Historical Echoes: Maiden Lane, Where Now Such Waves of Commerce Flow
In the 1600s, a stream flowed near the land now occupied by the Federal Reserve Bank of New York, running all the way to the East River. At that time, maidens followed a footpath to the stream’s banks to wash laundry in its fresh water, earning the path the name Maidens’ Path (or in Dutch—Maagde Paatje). When the English arrived in 1664, the name of the street changed to Maiden Lane. As New York City expanded beyond its downtown origins over the years, city planners covered over the stream—but the street’s name stuck.
Maiden Lane has been featured in poems, films, and books. Even presidents have strolled down this street. Thomas Jefferson roomed at a boardinghouse on 19 Maiden Lane during his trips to New York City (in 1784 and 1791), and in 1790, while Secretary of State, he rented a “mean house” at 57 Maiden Lane “for 106 pounds per year.” What Jefferson accomplished during his brief stay that year is a tale for another day.
Over the centuries, Maiden Lane has been witness to major changes in its surroundings, from the cultural (the emergence of professional theater in 1732) to the physical (the Great Fire of 1835, during which much of Wall Street burned down). This street was one of the first in the city “to be gas-lit by the New York Gas-Light Company in the late 1820s.” Maiden Lane became a commercial area and even briefly had a shopping mall—the New York Arcade, built in 1827. Maiden Lane developed into the Diamond District in the late 1800s, but with real estate prices rising and an influx of finance and insurance firms, jewelry merchants moved north starting in the 1920s. A 1925 real estate guide reported that the 47th Street area “has almost overnight become New York’s new Maiden Lane.”

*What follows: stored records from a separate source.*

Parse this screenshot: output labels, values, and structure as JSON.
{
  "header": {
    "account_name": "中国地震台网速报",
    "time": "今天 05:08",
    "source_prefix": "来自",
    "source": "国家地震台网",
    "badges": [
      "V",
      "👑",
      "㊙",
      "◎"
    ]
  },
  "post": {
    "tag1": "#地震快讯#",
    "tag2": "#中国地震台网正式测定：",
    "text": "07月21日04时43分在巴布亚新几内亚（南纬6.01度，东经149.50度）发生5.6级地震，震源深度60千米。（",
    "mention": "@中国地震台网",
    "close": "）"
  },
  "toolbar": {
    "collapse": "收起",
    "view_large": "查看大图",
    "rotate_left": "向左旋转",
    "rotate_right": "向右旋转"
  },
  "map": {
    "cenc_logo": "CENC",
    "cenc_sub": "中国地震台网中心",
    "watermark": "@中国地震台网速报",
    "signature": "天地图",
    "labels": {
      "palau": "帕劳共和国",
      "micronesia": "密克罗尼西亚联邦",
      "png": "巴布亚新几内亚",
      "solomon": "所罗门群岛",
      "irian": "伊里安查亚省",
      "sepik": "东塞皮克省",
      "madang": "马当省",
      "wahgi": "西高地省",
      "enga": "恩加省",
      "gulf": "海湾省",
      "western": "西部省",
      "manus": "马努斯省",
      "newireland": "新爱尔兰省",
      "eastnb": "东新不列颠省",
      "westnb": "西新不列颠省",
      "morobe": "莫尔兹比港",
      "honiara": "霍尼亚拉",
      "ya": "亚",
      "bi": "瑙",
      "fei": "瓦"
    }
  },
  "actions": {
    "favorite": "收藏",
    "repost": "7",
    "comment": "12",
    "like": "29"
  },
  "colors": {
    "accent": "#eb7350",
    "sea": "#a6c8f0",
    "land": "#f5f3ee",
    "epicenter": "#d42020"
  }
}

One remaining vestige of its time as a Diamond District is the Barthman clock, though not the 1899 original, installed on the sidewalk on the corner of Broadway and Maiden Lane. The original clock was “mechanical with a technologically innovative battery backup. It was even illuminated by hidden lightbulbs after dark.”

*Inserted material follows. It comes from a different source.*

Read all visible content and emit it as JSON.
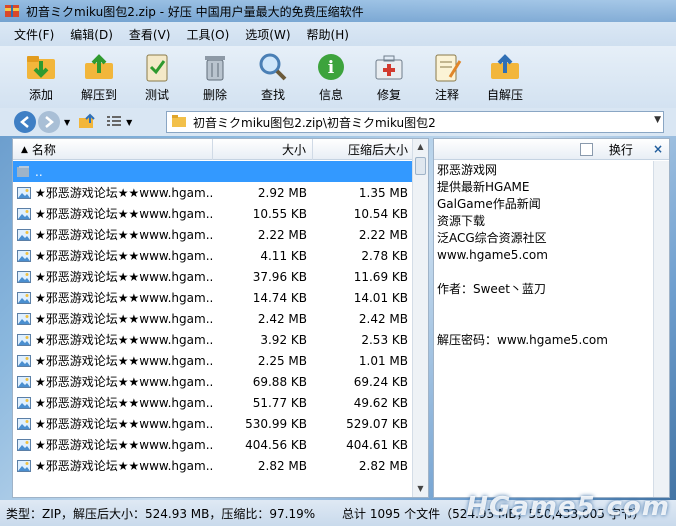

The stream still flows, just as it has for hundreds of years—but now it’s flowing under the streets of Lower Manhattan, and it’s nowhere near as idyllic as described by the 1906 Louise Morgan Sill poem:

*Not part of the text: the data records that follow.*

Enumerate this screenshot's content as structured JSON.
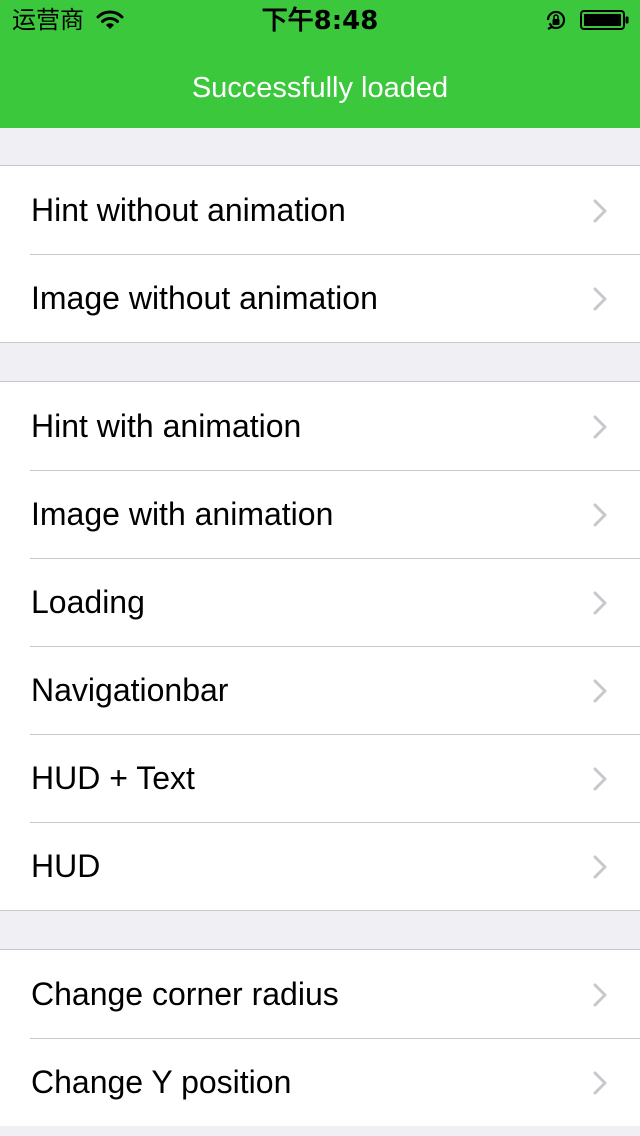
{
  "status_bar": {
    "carrier": "运营商",
    "time": "下午8:48"
  },
  "nav": {
    "title": "Successfully loaded"
  },
  "colors": {
    "nav_background": "#3cc83c",
    "page_background": "#efeff4",
    "chevron": "#c7c7cc"
  },
  "sections": [
    {
      "items": [
        {
          "label": "Hint without animation",
          "icon": "chevron-right-icon"
        },
        {
          "label": "Image without animation",
          "icon": "chevron-right-icon"
        }
      ]
    },
    {
      "items": [
        {
          "label": "Hint with animation",
          "icon": "chevron-right-icon"
        },
        {
          "label": "Image with animation",
          "icon": "chevron-right-icon"
        },
        {
          "label": "Loading",
          "icon": "chevron-right-icon"
        },
        {
          "label": "Navigationbar",
          "icon": "chevron-right-icon"
        },
        {
          "label": "HUD + Text",
          "icon": "chevron-right-icon"
        },
        {
          "label": "HUD",
          "icon": "chevron-right-icon"
        }
      ]
    },
    {
      "items": [
        {
          "label": "Change corner radius",
          "icon": "chevron-right-icon"
        },
        {
          "label": "Change Y position",
          "icon": "chevron-right-icon"
        }
      ]
    }
  ]
}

Down Maiden Lane, where clover grew,
Sweet-scented in the early air,
Where sparkling rills went shining through
Their grassy banks, so green, so fair,
Blithe little maids from Holland land
Went tripping, laughing each to each,
To bathe the flax, or spread a band
Of linen in the sun to bleach.
More than two centuries ago
They wore this path—a maiden’s lane—
Where now such waves of commerce flow
As never dazed a burgher’s brain.
The views expressed in this post are those of the author and do not necessarily reflect the position of the Federal Reserve Bank of New York or the Federal Reserve System. Any errors or omissions are the responsibility of the author.
Mary Tao is a research librarian in the Federal Reserve Bank of New York’s Research and Statistics Group.
Vernon Lovejoy was in the Bank’s Communications Group when this post was written.